Sounds like we're in agreement on that, then.
It's relevant to the desirability of supporting editorconfig by default rather than as a non-default item supported in templates.
Not in the ones I've worked with. More importantly, though, those "scripts and tidbits" are normally put in place by the project developers. I'd like to avoid giving the impression that Cargo creates piles of files people don't know about.
Something worth noting: Cargo's creation of a .git repository is unlikely to be someone's first introduction to git. Cargo's creation of a .editorconfig file would likely be many people's first introduction to editorconfig.
I don't think that's of value to create by default; there's already a widespread default there, namely UTF-8. Also,
That seems fine; by all means let's have template components that include it.
Indentation is precisely what I meant.
Copied from rust-lang/cargo#3506:
@Voultapher its going through our process for closing by the team, just waiting on one more cargo team member to check their boxes, then it will sit in final comment period until its closed, unless something surprising happens during FCP. As the PR opener you're free to close it immediately if you want, of course.
You are violating your own rule by insinuating I did not state my concern ‘directly’. I’m entitled to have my own opinion about what I see going on here and I stated it directly enough. Do not refer people to ‘some other forum’. If you have wishes or policies, be explicit in what you want. Is that direct enough?
Note that the main value of my comment is pointing out how we’re having a needless discussion full of subjective opinion and irrelevant considerations. I see that you continue it now. That further supports my ‘hidden’ post.
That may be so, but whether to include it by default is irrelevant if the feature is off the table in the first place.
Check out https://github.com/rust-lang/rust again then.
If you say so. I do not agree Cargo should be Git-centric at all and I do not expect programmers to expect a Git repo by default. But again, this discussion is irrelevant.

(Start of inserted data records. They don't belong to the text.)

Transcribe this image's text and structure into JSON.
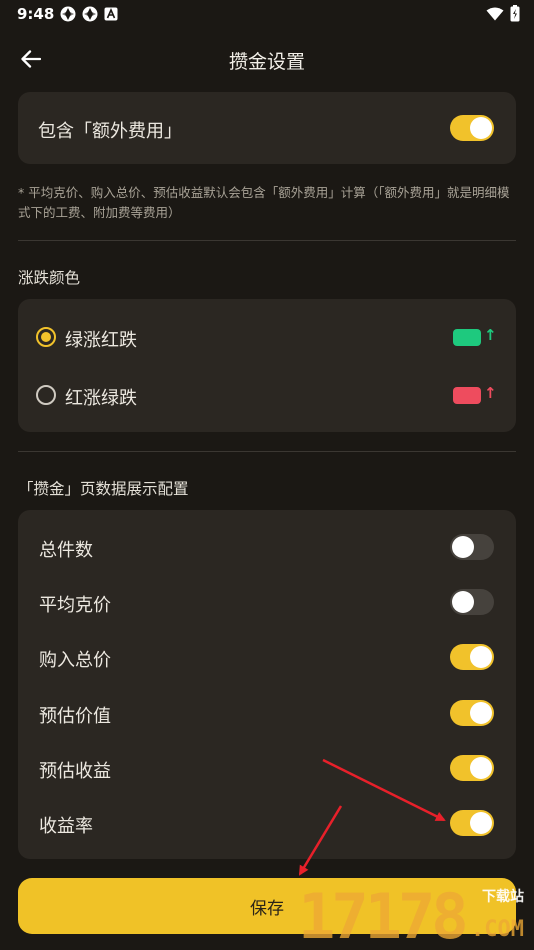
{
  "status_bar": {
    "time": "9:48",
    "left_icons": [
      "app-notification-icon",
      "app-notification-icon",
      "app-a-icon"
    ],
    "right_icons": [
      "wifi-icon",
      "battery-icon"
    ]
  },
  "app_bar": {
    "title": "攒金设置",
    "back_icon": "arrow-left-icon"
  },
  "extra_fee": {
    "label": "包含「额外费用」",
    "enabled": true,
    "note": "* 平均克价、购入总价、预估收益默认会包含「额外费用」计算（「额外费用」就是明细模式下的工费、附加费等费用）"
  },
  "color_section": {
    "title": "涨跌颜色",
    "options": [
      {
        "label": "绿涨红跌",
        "selected": true,
        "swatch_color": "#1ec97e",
        "arrow": "↑"
      },
      {
        "label": "红涨绿跌",
        "selected": false,
        "swatch_color": "#ee4c5e",
        "arrow": "↑"
      }
    ]
  },
  "display_section": {
    "title": "「攒金」页数据展示配置",
    "items": [
      {
        "label": "总件数",
        "enabled": false
      },
      {
        "label": "平均克价",
        "enabled": false
      },
      {
        "label": "购入总价",
        "enabled": true
      },
      {
        "label": "预估价值",
        "enabled": true
      },
      {
        "label": "预估收益",
        "enabled": true
      },
      {
        "label": "收益率",
        "enabled": true
      }
    ]
  },
  "save_button": {
    "label": "保存"
  },
  "watermark": {
    "number": "17178",
    "side_text": "下载站",
    "suffix": ".COM"
  },
  "colors": {
    "background": "#1b1814",
    "card": "#2b2722",
    "accent": "#f1c22b",
    "annotation_arrow": "#e8202a"
  }
}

False, not on Microsoft Windows.
Making too much of just that is what I meant then.
Thanks for the pointer. Please put these rules in e.g. a code of conduct file in the repo. It’s not a good experience to have some person hide a post for being too critical, and then later to justify it saying I should have e-mailed about it. Just sharing a concern about one person in one instance doesn’t warrant a formal ‘complaint’ IMO, so what you propose here does not feel to me like a good process at all.